Advertisement

After banging on it a couple times and trying multiple batteries, I deemed the remote not-working. This was confirmed when I tried to re-pair it to the remote-adapter-box-thing and it did not receive any sort of signal, even with the remote a few inches away. Fortunately a friend of mine has a much newer opener which uses an identical remote. I convinced him to bring it over and was able to program it to my opener, confirming the problem to be that my remote just up and decided to stop working.

Fortunately / miraculously, you can still buy remotes from Genie that work with the very-early cycling-code openers (as is the box on this one), and they can pair with multiple openers. Needless to say, I can now open both garage doors from one remote and bought a second of the same remote. I don’t have to play musical door openers when going between cars anymore!

The mud makes this look like it’s in a lot worse condition that it really is...

From here I turned my attention to what I intended to do today, which is address the non-working fog light in the 4Runner. The cover for the bulb is secured with three M3 screws, Phillips head (or JIS) and in the case of this one, stripped at some point. Instead of buying complete new housings, I opted to drill the heads of the screws off, remove the cover (pictured), and use pliers to remove the shank of the screws. I was then able to use new socket head cap screws (with anti-seize) to secure everything back together with a fresh bulb.

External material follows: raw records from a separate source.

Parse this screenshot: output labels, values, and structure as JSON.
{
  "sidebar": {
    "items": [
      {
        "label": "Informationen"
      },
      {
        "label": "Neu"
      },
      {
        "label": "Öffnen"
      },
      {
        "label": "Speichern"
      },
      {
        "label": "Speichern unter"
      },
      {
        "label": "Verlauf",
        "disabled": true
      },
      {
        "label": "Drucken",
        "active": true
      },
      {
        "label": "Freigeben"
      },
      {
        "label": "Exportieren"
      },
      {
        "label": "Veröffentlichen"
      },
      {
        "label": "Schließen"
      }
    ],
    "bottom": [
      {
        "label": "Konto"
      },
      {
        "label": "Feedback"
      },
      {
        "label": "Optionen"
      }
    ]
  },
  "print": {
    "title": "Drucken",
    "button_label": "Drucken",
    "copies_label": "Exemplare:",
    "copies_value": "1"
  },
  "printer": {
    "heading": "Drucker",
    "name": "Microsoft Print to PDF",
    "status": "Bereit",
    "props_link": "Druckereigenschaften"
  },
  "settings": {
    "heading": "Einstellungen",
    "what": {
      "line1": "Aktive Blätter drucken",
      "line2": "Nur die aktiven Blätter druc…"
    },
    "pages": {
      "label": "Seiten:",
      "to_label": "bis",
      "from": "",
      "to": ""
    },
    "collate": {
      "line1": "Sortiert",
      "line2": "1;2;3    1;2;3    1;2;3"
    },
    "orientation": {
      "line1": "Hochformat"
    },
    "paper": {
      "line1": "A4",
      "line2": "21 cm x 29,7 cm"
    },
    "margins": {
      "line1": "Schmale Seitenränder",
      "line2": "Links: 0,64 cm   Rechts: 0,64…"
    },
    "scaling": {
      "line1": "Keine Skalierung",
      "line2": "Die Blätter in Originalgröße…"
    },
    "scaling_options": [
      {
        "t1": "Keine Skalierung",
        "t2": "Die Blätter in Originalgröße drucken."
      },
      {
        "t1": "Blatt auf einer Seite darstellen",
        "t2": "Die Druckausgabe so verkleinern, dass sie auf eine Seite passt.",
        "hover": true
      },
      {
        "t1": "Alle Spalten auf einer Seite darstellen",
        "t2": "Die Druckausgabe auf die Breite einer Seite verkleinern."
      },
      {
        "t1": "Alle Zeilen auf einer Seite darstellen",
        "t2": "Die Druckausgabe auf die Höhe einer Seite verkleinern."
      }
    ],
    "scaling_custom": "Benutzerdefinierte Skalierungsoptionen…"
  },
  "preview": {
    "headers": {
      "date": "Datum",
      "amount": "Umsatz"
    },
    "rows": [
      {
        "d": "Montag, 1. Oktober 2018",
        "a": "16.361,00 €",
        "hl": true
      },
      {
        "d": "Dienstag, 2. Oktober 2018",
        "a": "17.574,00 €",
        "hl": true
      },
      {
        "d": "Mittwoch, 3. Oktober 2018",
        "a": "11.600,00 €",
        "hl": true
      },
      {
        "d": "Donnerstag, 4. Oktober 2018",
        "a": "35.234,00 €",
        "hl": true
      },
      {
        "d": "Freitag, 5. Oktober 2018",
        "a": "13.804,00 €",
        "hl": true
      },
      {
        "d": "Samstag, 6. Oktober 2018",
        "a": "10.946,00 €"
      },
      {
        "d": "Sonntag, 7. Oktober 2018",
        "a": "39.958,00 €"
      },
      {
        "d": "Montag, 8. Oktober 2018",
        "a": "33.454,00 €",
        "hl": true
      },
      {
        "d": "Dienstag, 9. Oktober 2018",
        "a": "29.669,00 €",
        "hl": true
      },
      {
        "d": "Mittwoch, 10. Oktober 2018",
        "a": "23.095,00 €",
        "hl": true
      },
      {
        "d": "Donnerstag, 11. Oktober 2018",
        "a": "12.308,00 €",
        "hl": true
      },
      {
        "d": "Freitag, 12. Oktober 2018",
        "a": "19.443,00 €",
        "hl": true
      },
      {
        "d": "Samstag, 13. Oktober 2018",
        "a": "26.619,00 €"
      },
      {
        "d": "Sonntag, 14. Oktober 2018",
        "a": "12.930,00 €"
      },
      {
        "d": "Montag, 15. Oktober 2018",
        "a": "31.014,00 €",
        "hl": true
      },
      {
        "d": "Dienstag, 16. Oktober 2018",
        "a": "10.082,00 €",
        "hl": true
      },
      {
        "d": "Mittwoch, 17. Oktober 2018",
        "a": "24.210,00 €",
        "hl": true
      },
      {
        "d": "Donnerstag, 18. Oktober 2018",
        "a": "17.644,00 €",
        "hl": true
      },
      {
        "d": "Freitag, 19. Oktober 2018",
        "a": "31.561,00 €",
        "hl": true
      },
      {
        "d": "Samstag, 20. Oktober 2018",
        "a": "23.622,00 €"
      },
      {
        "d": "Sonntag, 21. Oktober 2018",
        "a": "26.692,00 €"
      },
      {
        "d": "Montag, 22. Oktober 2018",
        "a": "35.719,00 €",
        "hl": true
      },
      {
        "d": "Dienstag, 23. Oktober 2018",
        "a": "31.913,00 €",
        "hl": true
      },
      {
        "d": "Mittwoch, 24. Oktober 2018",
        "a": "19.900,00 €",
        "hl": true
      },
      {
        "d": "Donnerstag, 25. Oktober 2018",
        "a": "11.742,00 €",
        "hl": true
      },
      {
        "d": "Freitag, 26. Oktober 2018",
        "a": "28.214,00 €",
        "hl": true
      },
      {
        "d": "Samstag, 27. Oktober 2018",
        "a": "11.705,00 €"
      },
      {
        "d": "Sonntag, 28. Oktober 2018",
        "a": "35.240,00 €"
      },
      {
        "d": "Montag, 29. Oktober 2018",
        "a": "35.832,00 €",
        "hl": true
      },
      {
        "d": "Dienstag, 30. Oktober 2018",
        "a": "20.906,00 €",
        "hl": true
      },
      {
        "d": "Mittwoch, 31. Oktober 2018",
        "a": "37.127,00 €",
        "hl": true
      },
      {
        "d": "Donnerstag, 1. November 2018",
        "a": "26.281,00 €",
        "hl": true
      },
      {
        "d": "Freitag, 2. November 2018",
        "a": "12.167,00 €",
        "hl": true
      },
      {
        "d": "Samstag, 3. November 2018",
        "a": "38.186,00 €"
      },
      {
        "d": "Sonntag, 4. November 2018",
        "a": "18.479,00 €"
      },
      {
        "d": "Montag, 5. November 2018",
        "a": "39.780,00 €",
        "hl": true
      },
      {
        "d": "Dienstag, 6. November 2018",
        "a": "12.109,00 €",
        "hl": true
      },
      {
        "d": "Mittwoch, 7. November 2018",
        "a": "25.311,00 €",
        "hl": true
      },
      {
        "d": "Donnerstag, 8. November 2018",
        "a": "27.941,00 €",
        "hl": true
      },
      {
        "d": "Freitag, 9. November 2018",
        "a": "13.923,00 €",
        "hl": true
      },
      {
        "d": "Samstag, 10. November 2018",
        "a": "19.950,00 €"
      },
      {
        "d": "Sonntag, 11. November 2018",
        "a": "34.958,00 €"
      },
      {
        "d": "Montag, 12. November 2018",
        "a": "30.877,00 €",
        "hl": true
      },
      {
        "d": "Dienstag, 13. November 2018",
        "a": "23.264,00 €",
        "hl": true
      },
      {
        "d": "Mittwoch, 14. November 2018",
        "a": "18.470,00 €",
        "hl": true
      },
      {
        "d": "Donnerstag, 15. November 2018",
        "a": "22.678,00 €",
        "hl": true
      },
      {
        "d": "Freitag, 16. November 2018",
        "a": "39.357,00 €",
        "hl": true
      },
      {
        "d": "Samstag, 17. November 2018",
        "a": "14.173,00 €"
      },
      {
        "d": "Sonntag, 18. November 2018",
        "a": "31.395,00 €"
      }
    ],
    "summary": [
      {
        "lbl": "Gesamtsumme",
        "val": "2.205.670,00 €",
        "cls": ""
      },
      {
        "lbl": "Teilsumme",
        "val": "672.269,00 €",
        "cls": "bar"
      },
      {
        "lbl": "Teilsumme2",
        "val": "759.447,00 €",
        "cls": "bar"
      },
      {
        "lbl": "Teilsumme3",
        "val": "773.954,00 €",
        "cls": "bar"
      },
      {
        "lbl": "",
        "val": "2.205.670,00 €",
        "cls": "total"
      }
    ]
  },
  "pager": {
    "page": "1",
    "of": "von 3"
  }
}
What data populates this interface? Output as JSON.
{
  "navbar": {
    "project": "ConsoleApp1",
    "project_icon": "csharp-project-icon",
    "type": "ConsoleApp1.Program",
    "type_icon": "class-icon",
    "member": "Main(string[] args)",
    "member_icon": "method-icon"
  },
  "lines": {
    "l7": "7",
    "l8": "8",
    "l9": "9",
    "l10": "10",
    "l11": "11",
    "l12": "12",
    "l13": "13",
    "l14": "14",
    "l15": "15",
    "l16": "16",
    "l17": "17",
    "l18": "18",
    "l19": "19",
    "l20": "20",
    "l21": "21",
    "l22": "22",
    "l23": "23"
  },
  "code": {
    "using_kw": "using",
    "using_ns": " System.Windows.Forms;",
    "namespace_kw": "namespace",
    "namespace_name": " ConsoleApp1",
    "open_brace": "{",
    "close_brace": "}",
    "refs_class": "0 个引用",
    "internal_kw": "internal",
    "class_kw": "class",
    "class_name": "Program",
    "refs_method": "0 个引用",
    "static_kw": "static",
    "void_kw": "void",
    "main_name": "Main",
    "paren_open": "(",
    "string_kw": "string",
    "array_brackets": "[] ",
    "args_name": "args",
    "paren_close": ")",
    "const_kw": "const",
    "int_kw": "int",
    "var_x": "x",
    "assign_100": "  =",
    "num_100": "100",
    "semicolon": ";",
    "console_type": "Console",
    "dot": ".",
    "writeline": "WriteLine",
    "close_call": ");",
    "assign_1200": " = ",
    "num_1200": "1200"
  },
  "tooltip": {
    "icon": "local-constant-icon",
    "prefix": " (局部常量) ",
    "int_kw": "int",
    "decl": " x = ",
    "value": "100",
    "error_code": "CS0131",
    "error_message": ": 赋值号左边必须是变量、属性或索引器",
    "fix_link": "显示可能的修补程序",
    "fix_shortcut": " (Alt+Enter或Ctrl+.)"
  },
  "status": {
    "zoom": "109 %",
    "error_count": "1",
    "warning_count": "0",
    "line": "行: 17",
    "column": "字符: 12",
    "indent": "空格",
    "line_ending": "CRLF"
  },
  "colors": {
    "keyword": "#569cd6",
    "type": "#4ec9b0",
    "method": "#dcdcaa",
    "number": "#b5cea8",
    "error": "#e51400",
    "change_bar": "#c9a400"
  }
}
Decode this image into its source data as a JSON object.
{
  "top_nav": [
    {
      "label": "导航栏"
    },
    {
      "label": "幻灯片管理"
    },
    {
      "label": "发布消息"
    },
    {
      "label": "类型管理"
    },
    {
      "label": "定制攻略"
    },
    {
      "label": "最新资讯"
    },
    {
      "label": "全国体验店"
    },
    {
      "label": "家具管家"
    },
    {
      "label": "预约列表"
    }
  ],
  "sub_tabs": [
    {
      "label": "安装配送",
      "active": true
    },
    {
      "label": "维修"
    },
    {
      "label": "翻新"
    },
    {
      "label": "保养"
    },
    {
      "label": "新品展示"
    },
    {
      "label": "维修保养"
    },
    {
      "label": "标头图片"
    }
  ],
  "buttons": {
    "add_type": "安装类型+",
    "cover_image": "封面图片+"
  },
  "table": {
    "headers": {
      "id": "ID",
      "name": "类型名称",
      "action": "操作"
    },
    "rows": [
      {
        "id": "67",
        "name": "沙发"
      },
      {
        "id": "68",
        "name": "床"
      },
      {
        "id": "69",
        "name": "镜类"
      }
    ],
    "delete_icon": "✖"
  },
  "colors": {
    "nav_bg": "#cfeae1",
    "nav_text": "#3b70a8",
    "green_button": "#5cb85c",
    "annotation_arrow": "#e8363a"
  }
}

Advertisement

Both fog lights now work. A productive day was had.

Share This Story